_Task item_: Take every line from the data that has the word "Параметры" in it.
---------- Exercise materials ----------
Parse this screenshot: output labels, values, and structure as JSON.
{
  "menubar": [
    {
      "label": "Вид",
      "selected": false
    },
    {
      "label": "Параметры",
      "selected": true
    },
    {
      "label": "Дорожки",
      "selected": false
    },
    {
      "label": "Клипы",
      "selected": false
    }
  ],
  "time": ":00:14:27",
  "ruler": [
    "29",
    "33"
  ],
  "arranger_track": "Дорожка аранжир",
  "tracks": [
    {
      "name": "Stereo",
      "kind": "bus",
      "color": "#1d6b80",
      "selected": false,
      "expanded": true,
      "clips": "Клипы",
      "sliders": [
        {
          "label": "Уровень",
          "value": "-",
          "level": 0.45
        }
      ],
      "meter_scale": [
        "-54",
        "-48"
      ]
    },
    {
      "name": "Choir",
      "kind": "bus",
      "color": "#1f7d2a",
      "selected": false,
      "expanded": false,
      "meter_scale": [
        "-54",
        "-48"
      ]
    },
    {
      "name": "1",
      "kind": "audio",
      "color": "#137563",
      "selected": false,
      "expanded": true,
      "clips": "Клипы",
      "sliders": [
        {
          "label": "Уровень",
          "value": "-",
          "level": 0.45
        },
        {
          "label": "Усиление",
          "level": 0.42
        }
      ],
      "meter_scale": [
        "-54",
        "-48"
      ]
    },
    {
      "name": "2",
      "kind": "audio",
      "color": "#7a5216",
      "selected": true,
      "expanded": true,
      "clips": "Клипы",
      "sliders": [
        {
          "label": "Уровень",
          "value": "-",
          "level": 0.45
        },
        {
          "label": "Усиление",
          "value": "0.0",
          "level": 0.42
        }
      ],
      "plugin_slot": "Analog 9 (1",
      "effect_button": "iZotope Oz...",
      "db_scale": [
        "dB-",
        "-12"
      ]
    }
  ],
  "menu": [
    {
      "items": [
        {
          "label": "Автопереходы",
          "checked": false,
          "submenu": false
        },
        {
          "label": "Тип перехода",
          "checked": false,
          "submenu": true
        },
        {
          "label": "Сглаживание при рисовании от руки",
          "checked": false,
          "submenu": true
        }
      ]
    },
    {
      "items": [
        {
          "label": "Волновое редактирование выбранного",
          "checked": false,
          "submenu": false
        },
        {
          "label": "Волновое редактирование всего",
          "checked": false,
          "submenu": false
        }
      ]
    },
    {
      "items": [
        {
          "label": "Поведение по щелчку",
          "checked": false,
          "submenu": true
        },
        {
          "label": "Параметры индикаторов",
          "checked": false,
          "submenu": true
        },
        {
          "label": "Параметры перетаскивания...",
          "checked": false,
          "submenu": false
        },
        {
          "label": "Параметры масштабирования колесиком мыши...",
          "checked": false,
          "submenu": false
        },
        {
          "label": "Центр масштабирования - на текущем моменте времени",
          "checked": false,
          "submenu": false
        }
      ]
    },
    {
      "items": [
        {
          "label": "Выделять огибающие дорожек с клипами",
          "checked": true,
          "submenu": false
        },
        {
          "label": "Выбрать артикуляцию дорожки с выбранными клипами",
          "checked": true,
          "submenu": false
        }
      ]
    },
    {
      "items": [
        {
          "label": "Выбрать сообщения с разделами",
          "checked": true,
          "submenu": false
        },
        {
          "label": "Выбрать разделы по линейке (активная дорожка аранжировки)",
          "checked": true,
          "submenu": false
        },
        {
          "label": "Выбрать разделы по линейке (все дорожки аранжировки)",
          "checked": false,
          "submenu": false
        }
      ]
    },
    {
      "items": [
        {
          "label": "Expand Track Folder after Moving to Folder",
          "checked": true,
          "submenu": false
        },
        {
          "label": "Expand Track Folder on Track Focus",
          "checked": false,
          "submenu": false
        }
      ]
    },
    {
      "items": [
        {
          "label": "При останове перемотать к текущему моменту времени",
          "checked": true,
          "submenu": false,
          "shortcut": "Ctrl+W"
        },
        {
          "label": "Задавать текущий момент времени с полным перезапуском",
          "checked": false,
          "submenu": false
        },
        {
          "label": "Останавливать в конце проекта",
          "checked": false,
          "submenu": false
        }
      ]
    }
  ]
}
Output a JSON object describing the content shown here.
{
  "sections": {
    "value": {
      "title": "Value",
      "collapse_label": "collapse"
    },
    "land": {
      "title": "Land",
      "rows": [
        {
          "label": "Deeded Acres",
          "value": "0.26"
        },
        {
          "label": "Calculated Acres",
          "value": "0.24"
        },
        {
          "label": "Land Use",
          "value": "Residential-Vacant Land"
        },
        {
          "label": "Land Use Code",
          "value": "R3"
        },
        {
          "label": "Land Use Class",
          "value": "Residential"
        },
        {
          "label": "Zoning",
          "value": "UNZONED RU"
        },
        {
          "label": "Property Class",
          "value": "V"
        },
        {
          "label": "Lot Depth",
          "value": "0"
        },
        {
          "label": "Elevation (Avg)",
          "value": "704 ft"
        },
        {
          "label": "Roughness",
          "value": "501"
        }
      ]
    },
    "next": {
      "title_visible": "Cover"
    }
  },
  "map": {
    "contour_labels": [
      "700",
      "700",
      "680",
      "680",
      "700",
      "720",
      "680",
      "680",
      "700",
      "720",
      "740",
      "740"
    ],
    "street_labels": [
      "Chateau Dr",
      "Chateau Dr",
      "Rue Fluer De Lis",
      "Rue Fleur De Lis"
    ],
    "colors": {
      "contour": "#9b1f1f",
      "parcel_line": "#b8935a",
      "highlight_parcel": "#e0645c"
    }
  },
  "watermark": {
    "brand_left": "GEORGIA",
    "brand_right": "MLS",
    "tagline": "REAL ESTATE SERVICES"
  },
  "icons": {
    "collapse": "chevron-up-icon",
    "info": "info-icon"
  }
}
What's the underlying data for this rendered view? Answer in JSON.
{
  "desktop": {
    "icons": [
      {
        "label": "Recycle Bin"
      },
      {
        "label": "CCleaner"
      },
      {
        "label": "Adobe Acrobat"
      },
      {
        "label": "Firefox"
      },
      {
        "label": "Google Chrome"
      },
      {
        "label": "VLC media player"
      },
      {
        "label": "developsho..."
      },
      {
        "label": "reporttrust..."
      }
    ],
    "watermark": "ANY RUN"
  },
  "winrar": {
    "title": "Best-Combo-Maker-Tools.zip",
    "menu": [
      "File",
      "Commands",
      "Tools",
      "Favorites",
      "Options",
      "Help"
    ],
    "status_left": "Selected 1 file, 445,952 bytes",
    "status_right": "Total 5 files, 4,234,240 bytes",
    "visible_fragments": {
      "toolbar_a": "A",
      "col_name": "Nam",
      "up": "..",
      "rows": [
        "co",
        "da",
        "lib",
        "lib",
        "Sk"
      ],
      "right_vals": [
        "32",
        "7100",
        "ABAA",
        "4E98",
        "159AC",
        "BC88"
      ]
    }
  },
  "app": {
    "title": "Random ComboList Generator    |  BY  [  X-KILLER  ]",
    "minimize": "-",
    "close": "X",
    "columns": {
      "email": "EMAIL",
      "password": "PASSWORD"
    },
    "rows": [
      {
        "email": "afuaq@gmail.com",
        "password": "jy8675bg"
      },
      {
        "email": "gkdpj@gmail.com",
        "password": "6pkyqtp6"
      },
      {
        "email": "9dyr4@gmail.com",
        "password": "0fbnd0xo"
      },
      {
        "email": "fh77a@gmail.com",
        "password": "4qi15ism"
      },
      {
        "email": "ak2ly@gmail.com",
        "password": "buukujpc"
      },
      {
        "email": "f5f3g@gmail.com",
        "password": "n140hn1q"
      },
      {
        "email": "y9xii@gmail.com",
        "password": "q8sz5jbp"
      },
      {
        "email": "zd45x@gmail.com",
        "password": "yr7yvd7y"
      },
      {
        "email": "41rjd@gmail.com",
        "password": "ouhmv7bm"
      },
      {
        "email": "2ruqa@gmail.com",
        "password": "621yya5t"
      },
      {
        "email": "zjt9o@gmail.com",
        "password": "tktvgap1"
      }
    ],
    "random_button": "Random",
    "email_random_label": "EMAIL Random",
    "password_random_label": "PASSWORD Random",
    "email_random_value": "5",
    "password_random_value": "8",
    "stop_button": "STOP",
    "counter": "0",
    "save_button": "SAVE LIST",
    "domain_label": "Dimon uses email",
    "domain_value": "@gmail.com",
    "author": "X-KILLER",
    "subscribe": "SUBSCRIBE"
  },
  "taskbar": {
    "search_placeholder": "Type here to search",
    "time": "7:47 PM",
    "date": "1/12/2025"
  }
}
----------
_Your solution_:
      "label": "Параметры",
          "label": "Параметры индикаторов",
          "label": "Параметры перетаскивания...",
          "label": "Параметры масштабирования колесиком мыши...",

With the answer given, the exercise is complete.